Mark Meyer described the property restitution situation in Romania. Mr. Meyer, an attorney with extensive experience representing property claimants, acknowledged Romania’s efforts in passing a restitution law, but criticized the law for having “so many exceptions to the overall principle of in-kind restitution that in fact it is not providing very much in the way of in-kind restitution at all. Instead it offers restitution in the equivalent.” Meyer described the claims process as a “procedural morass” and a “bureaucratic meltdown” because of the multiplicity of obstacles facing claimants. Meyer recommended that Romania broaden in-kind restitution. When in-kind restitution is not feasible, he suggested that long-term bonds be issued rather than cash compensation. He also argued for the inclusion of personal property restitution in any amendments to the Romanian restitution law. Meyer noted the importance of Romania rescinding Law 112 of 1995 which currently allows tenants of seized property to purchase that property, thus further complicating return of the property to the original owner.
Olga Jonas testified concerning property restitution in the Czech Republic. Ms. Jonas criticized Czech policy on the return of confiscated properties as being intended “to directly benefit communist and former communist functionaries who have acquired these properties or who hope to acquire them in privatization.” Ms. Jonas enumerated several particularly egregious restrictions on property restitution including the disallowance of restitution to “all persons who are not considered Czech citizens by the Czech Government, to legal persons, and to those victims whose Nazi-confiscated assets were to be returned by the 1945 restitution laws but [which were not actually returned] before the communist takeover.” She noted the U.N. Human Rights Committee’s multiple rulings that by denying U.S. citizens the right to restitution of confiscated property the Czech Government has violated the non-discrimination requirement of the International Covenant on Civil and Political Rights.
Two days after the hearing, Co-Chairman Smith hand-delivered a letter to Polish President Aleksander Kwasniewski during a meeting with congressional leaders in Washington, stressing the urgent need for a non-discriminatory law governing restitution or compensation of private property confiscated from individuals by the Nazi or communist regimes in Poland. In response, President Kwasniewski underscored Poland’s good will in tackling this problem, which he characterized as more difficult in Poland that some other countries because of post-World War II border changes. He said he expected to have a draft law ready by the beginning of next year — one that would not include any citizenship restrictions.

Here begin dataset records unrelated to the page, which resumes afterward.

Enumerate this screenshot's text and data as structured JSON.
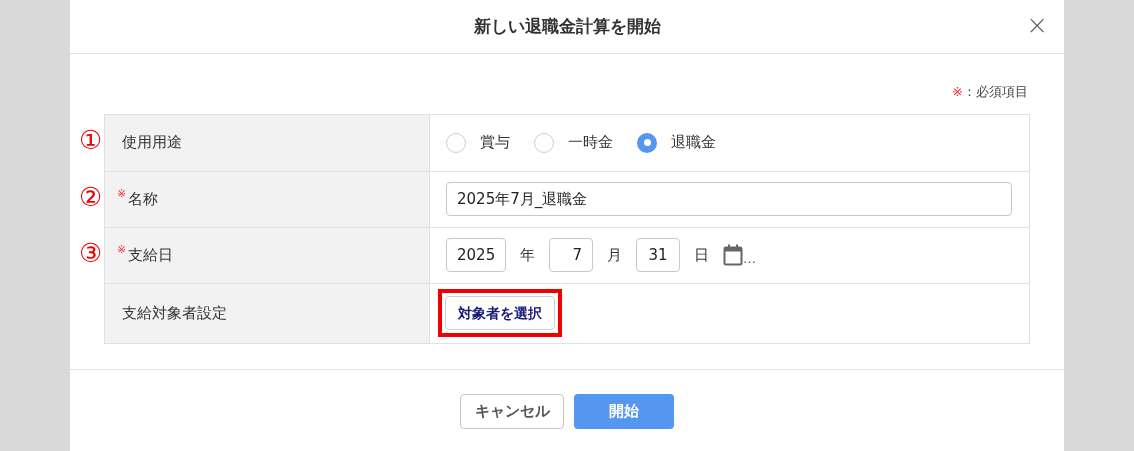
{
  "dialog": {
    "title": "新しい退職金計算を開始",
    "close": "×"
  },
  "required_note": {
    "mark": "※",
    "text": "：必須項目"
  },
  "rows": [
    {
      "kind": "radio",
      "marker": "①",
      "required": false,
      "label": "使用用途",
      "options": [
        {
          "label": "賞与",
          "selected": false
        },
        {
          "label": "一時金",
          "selected": false
        },
        {
          "label": "退職金",
          "selected": true
        }
      ]
    },
    {
      "kind": "text",
      "marker": "②",
      "required": true,
      "required_mark": "※",
      "label": "名称",
      "value": "2025年7月_退職金"
    },
    {
      "kind": "date",
      "marker": "③",
      "required": true,
      "required_mark": "※",
      "label": "支給日",
      "year": "2025",
      "year_unit": "年",
      "month": "7",
      "month_unit": "月",
      "day": "31",
      "day_unit": "日",
      "more": "…"
    },
    {
      "kind": "button",
      "required": false,
      "label": "支給対象者設定",
      "button": "対象者を選択",
      "highlighted": true
    }
  ],
  "buttons": [
    {
      "label": "キャンセル",
      "kind": "secondary"
    },
    {
      "label": "開始",
      "kind": "primary"
    }
  ]
}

The United States Helsinki Commission, an independent federal agency, by law monitors and encourages progress in implementing provisions of the Helsinki Accords. The Commission, created in 1976, is composed of nine Senators, nine Representatives, and one official each from the Departments of State, Defense, and Commerce.
United States Helsinki Commission intern Georgianna Gaines contributed to this article.